Musings and materials for roleplaying games.
The second one, nice and dramatic.
The second one, by a country mile.
Hate to reset it to even-even and all that but I prefer the first lighter version. If you take the sun out of the top they could be used as day and night shots where the second has the backside in shadow.
I agree with Dave. #2 looks more mysterious and intriguing.
I like the second one -- the high contrast between blacks and whites is more ominous. Factor into this that I am a big fan of horror films and films noir -- but that's my two cents.
I prefer the drama of the second one. If I might offer a small criticism, the line weights should change as they move back into the space so that the landscape recedes. The line at the horizon, the beach and running beneath the building (on the left) all have the same weight as does the line in the sky. I'd use more variety there. Additionally, the rising/setting sun/moon should probably not be filled black.
Depends on the tone you're trying to set, but in general I prefer the second pic. The shadows give it an ominous weight that makes it seem more imposing as an adventure locale.
Nice work, Dylan! Both are really nice, although I do have a slight preference for the second version.
The second. Something nasty might be hiding in those shadows!- Ark
Thanks for the comments! It looks like I'll be using the second one.@scadgrad, agreed. I usually don't use thick lines, but I like the quirkiness of them in LotFP Grindhouse edition and thought I'd start playing around. Hopefully, future pieces will adhere to perspective drawing rules a bit more.I will begin emailing Betas of this module out on July 20th to anyone curious or willing to edit.Thanks again!

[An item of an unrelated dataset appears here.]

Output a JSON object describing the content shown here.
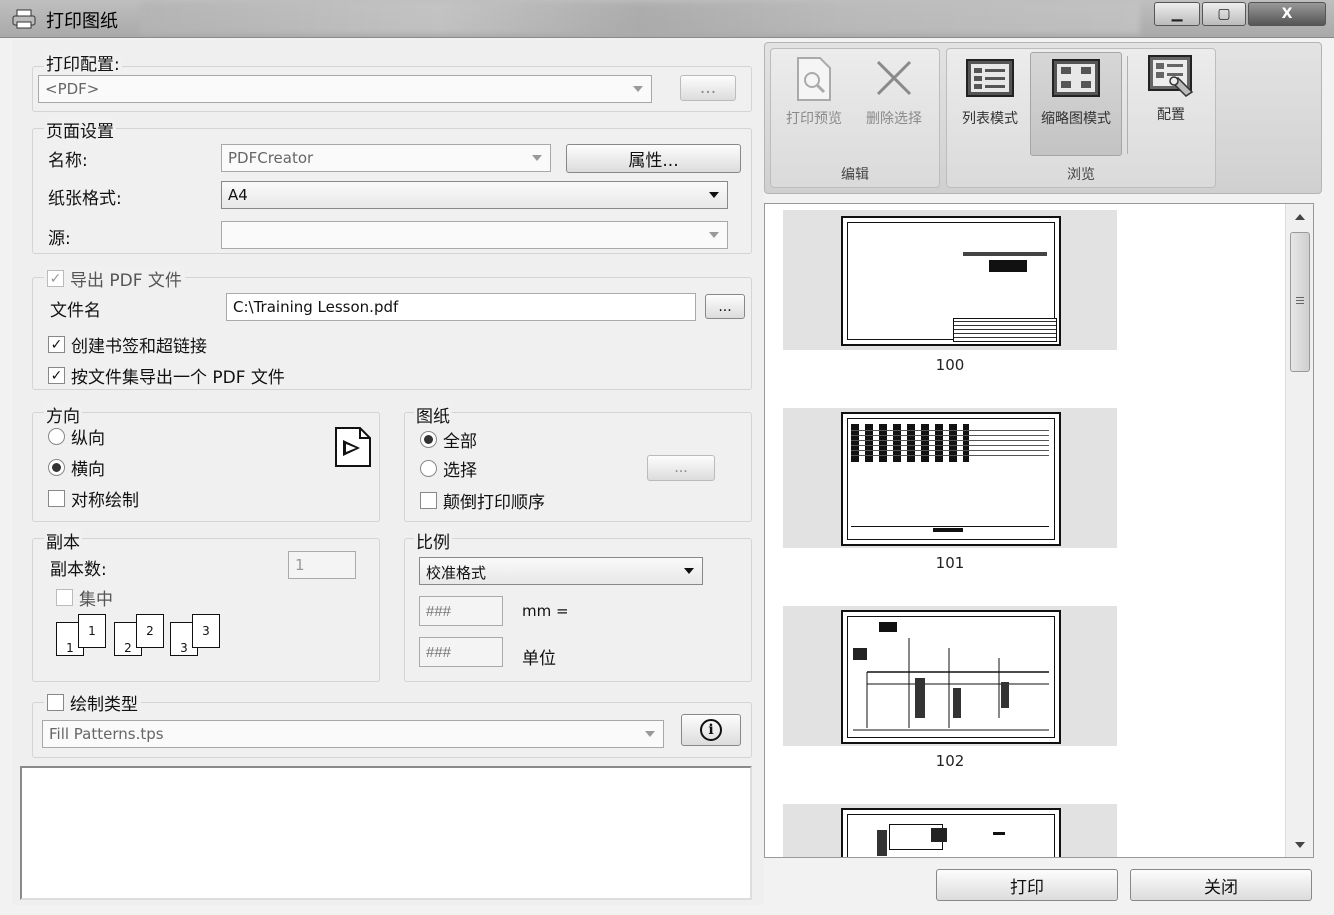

Thanks for posting to the Digital Orc! Be sure to pick up a copy of one of my old-school modules available at RPGNow.com!